22 December 2014
The Royal Free London is one of six hospital trusts in north London that are supporting the delivery of the Prime Minister’s 100,000 Genome Project, which could lead to more effective treatments for cancer and rare conditions.
As part of the study the Royal Free London will be collecting blood samples from patients who have given their consent, which will be genetically analysed.
Staff at the Royal Free London will be working with colleagues from five other trusts, which together have formed the North Thames Genomic Medicine Centre. The other trusts involved in the partnership are Great Ormond Street Hospital, which is leading the group, Barts Health NHS Trust, London North West Healthcare, Moorfields Eye Hospital NHS Foundation Trust, and University College London Hospitals NHS Foundation Trust.
Patients receiving care at all hospitals in the centre will be identified and asked with consent to provide blood samples for genetic analysis. By collecting and analysing samples on a large scale and matching them with the symptoms and the long-term outcome associated with these conditions, the genome project aims to position the UK as the first country in the world to sequence 100,000 whole human genomes. In all, it is anticipated that about 75,000 people will be involved of which 40,000 will be patients with serious illness. The aim is to help researchers and clinicians better understand, and ultimately treat, rare and inherited diseases and common cancers.
Patients at Great Ormond Street, Moorfields Eye Hospital and UCLH have taken part in a pilot study for the project over the past year and provided blood samples to Genomics England for detailed analysis. Supported by one of the country’s leading academic health science partnerships UCLPartners, Great Ormond Street came together with the other five partners, including the Royal Free London, to plan the creation of the North Thames Genomics Medicine Centre.
Today’s announcement means a larger number of patients who are receiving care and treatment in the North Thames region through all the partners will be involved in the rare diseases component of the study, which will start recruiting in the first quarter of 2015. Samples collected at University College London Hospitals, Barts Health and London North West will also focus on the study and diagnosis of common cancers with a view to improving treatment.
In total there are 11 centres across the UK which will be involved in the genome project.
Professor Stephen Powis, medical director of the Royal Free London NHS Foundation Trust, said: “Sequencing these genomes will give us a better understanding of conditions like cancer and could lead to the development of targeted treatments, which could be more effective than the treatments we are currently able to provide. It is hugely exciting to be part of this project.”
Professor Lyn Chitty, the clinical lead for North Thames Genomic Medicine Centre and the North Thames Clinical Research Network, said: “This is a really exciting project and offers a great opportunity.
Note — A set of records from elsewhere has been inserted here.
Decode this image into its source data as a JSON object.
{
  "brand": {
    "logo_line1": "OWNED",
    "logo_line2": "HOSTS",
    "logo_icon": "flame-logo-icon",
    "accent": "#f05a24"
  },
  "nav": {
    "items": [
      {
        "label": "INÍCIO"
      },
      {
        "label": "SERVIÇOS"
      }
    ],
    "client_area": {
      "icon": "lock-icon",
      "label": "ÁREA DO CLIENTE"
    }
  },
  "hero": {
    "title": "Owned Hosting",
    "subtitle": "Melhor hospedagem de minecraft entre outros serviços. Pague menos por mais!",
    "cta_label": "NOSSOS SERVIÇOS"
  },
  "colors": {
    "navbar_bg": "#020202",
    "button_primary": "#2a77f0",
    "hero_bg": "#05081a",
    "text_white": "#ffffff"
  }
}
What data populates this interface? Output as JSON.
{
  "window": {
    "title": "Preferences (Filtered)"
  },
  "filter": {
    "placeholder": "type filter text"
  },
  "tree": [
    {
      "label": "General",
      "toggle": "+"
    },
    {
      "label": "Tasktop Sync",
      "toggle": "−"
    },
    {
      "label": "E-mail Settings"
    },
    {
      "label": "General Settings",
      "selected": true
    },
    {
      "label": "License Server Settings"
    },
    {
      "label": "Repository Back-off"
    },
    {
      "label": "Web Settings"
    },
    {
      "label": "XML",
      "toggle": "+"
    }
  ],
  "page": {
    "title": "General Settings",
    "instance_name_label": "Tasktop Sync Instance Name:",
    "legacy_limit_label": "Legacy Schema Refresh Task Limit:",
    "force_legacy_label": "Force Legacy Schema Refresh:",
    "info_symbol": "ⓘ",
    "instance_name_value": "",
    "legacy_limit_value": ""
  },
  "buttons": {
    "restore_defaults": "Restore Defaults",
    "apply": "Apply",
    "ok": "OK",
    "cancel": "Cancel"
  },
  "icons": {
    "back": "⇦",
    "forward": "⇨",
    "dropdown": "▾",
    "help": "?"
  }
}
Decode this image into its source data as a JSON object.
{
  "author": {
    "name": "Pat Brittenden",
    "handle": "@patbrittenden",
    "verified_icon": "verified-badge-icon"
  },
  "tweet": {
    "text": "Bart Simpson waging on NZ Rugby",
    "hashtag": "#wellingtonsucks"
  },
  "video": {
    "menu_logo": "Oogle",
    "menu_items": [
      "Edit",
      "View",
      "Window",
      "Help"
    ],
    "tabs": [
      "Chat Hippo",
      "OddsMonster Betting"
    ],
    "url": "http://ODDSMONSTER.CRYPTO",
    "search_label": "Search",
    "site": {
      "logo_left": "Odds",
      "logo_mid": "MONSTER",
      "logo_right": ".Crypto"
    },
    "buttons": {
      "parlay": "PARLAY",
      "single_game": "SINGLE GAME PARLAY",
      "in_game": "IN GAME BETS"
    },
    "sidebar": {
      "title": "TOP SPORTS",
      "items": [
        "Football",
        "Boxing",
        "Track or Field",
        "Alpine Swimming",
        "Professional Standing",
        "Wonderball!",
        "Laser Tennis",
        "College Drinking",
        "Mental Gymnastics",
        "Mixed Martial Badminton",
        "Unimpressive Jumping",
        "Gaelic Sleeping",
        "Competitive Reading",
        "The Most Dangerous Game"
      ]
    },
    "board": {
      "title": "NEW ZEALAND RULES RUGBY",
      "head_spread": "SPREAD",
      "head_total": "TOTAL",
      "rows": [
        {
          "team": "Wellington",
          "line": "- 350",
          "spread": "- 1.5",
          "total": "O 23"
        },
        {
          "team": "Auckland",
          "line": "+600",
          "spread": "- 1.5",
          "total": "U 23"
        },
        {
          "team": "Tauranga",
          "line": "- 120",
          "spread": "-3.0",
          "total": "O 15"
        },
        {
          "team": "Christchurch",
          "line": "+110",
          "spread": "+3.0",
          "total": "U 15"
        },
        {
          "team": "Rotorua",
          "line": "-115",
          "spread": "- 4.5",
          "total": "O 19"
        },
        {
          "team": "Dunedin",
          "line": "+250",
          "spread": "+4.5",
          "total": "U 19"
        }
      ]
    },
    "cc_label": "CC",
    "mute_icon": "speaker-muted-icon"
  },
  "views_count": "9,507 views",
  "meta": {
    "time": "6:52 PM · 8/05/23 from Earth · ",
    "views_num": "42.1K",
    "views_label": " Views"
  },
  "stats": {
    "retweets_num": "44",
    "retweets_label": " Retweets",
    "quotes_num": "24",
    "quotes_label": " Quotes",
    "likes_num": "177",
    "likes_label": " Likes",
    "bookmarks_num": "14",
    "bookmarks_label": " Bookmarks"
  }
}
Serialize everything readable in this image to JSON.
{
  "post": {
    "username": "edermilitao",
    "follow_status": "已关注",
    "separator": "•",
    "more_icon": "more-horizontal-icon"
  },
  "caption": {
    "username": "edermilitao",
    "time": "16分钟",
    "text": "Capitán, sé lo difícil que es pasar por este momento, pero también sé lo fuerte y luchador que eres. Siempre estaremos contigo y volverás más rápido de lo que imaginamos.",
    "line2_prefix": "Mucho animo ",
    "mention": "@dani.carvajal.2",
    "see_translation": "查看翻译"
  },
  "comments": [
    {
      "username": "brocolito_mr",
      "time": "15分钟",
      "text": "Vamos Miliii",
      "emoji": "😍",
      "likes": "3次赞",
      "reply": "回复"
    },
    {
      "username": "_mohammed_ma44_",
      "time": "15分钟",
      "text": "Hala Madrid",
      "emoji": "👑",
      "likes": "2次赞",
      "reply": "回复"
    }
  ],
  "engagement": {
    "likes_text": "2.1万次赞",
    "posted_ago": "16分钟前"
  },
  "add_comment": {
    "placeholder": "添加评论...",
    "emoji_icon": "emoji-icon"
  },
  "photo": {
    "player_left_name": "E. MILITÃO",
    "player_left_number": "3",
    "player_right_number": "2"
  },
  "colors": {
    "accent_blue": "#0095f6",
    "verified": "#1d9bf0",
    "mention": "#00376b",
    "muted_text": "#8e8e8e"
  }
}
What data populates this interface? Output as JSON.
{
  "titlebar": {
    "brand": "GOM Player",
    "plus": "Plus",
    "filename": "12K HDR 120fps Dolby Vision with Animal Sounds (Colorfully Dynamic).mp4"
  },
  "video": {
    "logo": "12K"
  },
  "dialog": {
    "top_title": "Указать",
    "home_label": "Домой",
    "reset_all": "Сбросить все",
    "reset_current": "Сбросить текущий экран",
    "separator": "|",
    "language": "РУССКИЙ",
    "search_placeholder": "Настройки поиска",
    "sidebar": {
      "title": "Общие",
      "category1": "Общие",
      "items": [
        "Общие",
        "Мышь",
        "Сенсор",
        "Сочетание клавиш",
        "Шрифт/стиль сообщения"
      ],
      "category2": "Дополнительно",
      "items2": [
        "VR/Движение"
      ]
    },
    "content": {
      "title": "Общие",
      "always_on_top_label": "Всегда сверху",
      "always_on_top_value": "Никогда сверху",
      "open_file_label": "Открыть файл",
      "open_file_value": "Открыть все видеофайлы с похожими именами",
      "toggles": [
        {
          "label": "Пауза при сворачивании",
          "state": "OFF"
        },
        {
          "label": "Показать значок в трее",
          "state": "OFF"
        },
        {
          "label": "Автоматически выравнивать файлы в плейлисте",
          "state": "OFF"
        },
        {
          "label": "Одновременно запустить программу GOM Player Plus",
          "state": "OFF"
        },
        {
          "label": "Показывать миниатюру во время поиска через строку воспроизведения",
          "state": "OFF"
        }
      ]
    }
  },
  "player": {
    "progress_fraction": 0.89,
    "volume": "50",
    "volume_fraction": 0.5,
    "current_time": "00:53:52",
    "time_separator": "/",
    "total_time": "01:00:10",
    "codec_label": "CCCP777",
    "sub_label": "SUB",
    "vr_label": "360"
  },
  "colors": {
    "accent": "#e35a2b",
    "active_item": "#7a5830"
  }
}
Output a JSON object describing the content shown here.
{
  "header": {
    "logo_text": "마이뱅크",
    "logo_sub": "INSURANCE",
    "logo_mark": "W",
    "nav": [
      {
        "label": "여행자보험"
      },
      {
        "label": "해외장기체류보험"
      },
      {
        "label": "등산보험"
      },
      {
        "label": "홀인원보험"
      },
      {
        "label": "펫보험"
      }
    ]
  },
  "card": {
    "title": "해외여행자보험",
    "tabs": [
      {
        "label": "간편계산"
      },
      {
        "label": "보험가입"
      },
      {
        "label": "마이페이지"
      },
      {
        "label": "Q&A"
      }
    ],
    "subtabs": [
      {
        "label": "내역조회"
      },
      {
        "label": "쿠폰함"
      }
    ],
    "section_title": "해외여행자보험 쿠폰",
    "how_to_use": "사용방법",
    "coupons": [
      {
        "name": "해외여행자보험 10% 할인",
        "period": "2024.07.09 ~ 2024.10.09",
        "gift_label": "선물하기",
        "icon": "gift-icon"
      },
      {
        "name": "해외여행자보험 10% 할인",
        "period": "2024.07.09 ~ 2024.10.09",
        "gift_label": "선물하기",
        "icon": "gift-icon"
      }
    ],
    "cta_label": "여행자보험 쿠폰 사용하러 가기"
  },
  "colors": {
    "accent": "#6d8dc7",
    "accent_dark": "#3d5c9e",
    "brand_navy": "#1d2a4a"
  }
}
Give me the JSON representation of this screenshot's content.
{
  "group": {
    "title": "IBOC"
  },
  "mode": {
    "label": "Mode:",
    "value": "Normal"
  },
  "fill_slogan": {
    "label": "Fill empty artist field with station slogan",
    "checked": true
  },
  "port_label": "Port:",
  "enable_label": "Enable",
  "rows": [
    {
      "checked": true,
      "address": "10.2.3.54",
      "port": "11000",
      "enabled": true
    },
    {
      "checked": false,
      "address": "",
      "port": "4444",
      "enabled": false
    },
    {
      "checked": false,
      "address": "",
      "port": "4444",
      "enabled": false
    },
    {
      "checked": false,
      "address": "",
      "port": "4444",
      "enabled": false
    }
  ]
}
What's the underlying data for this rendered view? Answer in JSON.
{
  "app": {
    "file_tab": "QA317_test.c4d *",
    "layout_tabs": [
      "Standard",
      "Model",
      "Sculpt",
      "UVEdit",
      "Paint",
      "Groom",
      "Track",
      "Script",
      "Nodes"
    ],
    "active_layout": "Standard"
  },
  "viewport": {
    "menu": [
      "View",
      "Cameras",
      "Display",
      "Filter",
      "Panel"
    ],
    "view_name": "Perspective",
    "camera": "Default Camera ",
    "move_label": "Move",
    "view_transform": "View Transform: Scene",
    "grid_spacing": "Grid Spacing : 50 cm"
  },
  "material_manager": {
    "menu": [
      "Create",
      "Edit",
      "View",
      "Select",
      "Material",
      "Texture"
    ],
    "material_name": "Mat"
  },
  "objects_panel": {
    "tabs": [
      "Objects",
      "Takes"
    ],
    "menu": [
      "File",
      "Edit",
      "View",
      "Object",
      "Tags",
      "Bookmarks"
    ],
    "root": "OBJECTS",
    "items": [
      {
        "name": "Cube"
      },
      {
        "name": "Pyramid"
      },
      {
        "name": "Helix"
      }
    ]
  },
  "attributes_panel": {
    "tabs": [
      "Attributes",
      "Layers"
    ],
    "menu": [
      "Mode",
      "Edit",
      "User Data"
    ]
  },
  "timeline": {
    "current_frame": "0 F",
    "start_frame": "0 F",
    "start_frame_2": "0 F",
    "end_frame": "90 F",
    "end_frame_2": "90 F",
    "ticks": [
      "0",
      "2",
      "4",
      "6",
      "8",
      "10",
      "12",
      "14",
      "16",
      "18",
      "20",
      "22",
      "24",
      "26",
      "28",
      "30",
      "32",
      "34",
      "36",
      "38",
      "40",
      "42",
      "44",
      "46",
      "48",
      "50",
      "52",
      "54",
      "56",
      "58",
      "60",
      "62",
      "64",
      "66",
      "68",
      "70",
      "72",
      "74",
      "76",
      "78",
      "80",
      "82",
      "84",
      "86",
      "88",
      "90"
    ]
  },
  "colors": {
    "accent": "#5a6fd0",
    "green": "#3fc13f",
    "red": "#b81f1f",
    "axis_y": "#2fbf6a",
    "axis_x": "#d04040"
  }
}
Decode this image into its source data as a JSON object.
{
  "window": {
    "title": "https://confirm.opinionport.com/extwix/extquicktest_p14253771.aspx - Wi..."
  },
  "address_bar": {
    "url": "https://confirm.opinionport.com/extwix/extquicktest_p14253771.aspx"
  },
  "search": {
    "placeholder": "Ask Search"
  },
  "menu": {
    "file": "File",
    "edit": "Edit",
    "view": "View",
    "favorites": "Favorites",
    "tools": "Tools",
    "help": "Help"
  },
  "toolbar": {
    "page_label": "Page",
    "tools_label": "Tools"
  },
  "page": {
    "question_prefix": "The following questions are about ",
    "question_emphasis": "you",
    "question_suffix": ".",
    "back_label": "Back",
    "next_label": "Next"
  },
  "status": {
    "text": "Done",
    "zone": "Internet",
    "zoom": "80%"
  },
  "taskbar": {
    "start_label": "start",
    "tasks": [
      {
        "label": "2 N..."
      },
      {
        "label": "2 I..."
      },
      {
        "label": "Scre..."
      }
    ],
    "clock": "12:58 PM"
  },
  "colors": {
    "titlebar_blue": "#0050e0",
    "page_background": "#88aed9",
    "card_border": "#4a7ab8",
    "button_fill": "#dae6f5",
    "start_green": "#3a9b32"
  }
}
We hope that by doing whole genome sequencing we will identify the underlying genetic cause for some rare diseases as well as potentially highlighting new treatments for cancer patients through a better understanding of the cause of their disease.
“In the longer term, this is a project that stands to transform the NHS. Ultimately, if we can make it affordable and efficient enough, whole genome sequencing could be used as one of the first lines of investigation to help clinicians diagnose diseases more quickly and without the need for numerous other tests, as well as identifying the most appropriate treatment.”
The North Thames Genomic Medicine Centre builds on an existing and established collaboration through UCLPartners. The partnership supports a diverse population of over six million people and has proven delivery of genetic samples, established consent protocols. It is well positioned to fulfil its role in the 100,000 Genome Project.